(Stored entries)
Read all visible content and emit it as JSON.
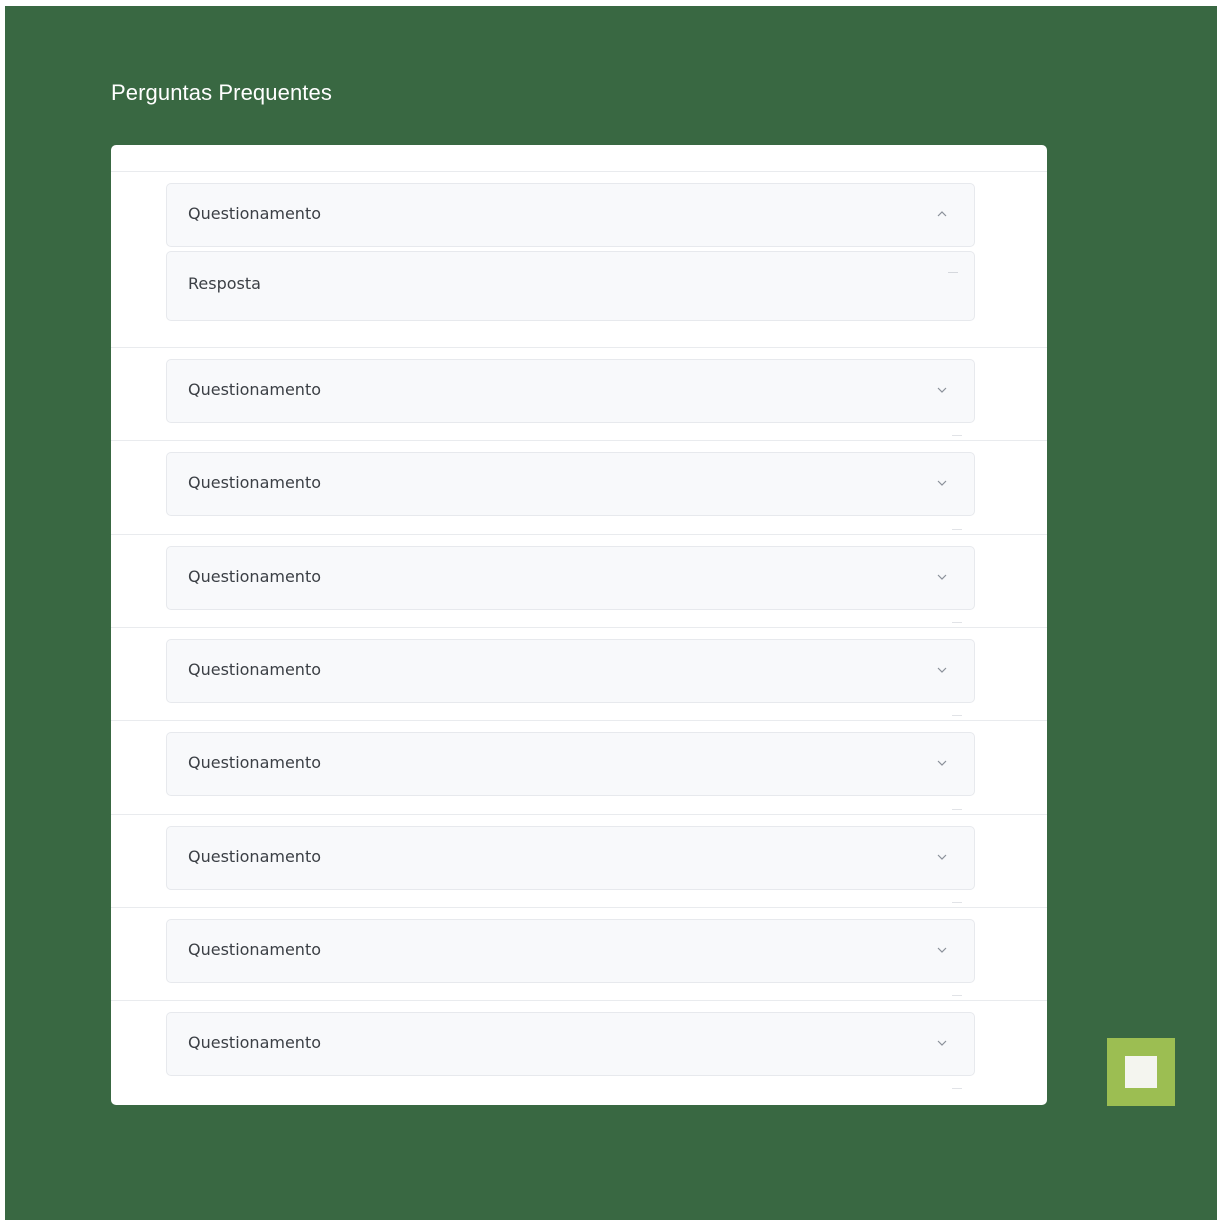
{
  "faq": {
    "title": "Perguntas Prequentes",
    "items": [
      {
        "question": "Questionamento",
        "answer": "Resposta",
        "expanded": true
      },
      {
        "question": "Questionamento",
        "expanded": false
      },
      {
        "question": "Questionamento",
        "expanded": false
      },
      {
        "question": "Questionamento",
        "expanded": false
      },
      {
        "question": "Questionamento",
        "expanded": false
      },
      {
        "question": "Questionamento",
        "expanded": false
      },
      {
        "question": "Questionamento",
        "expanded": false
      },
      {
        "question": "Questionamento",
        "expanded": false
      },
      {
        "question": "Questionamento",
        "expanded": false
      }
    ]
  },
  "colors": {
    "background": "#396842",
    "card": "#ffffff",
    "accordion": "#f8f9fb",
    "scroll_button": "#9cbe52"
  },
  "icons": {
    "expanded": "chevron-up-icon",
    "collapsed": "chevron-down-icon",
    "scroll_button": "scroll-to-top-icon"
  }
}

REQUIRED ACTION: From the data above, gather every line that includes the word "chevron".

RESPONSE BELOW:
    "expanded": "chevron-up-icon",
    "collapsed": "chevron-down-icon",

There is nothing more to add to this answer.